**WHAT YOU HAVE TO DO**
All of the entries should be written out again exactly.

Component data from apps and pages
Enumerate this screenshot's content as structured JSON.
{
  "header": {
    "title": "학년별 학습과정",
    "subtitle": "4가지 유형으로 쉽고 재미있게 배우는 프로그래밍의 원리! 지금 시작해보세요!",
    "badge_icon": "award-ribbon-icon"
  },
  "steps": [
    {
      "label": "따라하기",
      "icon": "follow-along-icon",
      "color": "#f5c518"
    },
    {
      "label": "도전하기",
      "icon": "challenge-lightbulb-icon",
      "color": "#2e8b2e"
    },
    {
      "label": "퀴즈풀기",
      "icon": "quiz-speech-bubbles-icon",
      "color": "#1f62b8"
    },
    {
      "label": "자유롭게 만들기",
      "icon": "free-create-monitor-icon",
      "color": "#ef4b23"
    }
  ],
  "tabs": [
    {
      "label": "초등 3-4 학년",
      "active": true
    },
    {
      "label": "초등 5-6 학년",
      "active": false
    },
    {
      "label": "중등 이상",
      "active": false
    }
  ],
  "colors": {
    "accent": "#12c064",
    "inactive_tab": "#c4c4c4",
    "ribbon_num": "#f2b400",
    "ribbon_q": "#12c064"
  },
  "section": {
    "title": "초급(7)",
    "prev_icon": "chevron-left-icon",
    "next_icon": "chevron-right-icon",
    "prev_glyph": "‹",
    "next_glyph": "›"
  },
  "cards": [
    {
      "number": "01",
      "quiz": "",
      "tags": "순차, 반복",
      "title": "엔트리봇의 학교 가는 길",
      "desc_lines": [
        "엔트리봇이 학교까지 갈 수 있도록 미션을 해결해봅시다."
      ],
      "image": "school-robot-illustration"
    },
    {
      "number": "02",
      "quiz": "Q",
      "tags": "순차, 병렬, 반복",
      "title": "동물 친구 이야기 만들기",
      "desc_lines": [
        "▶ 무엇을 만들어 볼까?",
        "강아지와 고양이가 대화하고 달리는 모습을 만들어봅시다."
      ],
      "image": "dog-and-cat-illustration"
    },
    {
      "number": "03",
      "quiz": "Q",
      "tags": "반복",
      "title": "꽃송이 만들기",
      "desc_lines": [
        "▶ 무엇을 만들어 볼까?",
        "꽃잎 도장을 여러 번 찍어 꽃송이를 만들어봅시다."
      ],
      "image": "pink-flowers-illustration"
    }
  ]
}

**TASK ANSWER**
Enumerate this screenshot's content as structured JSON.
{
  "header": {
    "title": "학년별 학습과정",
    "subtitle": "4가지 유형으로 쉽고 재미있게 배우는 프로그래밍의 원리! 지금 시작해보세요!",
    "badge_icon": "award-ribbon-icon"
  },
  "steps": [
    {
      "label": "따라하기",
      "icon": "follow-along-icon",
      "color": "#f5c518"
    },
    {
      "label": "도전하기",
      "icon": "challenge-lightbulb-icon",
      "color": "#2e8b2e"
    },
    {
      "label": "퀴즈풀기",
      "icon": "quiz-speech-bubbles-icon",
      "color": "#1f62b8"
    },
    {
      "label": "자유롭게 만들기",
      "icon": "free-create-monitor-icon",
      "color": "#ef4b23"
    }
  ],
  "tabs": [
    {
      "label": "초등 3-4 학년",
      "active": true
    },
    {
      "label": "초등 5-6 학년",
      "active": false
    },
    {
      "label": "중등 이상",
      "active": false
    }
  ],
  "colors": {
    "accent": "#12c064",
    "inactive_tab": "#c4c4c4",
    "ribbon_num": "#f2b400",
    "ribbon_q": "#12c064"
  },
  "section": {
    "title": "초급(7)",
    "prev_icon": "chevron-left-icon",
    "next_icon": "chevron-right-icon",
    "prev_glyph": "‹",
    "next_glyph": "›"
  },
  "cards": [
    {
      "number": "01",
      "quiz": "",
      "tags": "순차, 반복",
      "title": "엔트리봇의 학교 가는 길",
      "desc_lines": [
        "엔트리봇이 학교까지 갈 수 있도록 미션을 해결해봅시다."
      ],
      "image": "school-robot-illustration"
    },
    {
      "number": "02",
      "quiz": "Q",
      "tags": "순차, 병렬, 반복",
      "title": "동물 친구 이야기 만들기",
      "desc_lines": [
        "▶ 무엇을 만들어 볼까?",
        "강아지와 고양이가 대화하고 달리는 모습을 만들어봅시다."
      ],
      "image": "dog-and-cat-illustration"
    },
    {
      "number": "03",
      "quiz": "Q",
      "tags": "반복",
      "title": "꽃송이 만들기",
      "desc_lines": [
        "▶ 무엇을 만들어 볼까?",
        "꽃잎 도장을 여러 번 찍어 꽃송이를 만들어봅시다."
      ],
      "image": "pink-flowers-illustration"
    }
  ]
}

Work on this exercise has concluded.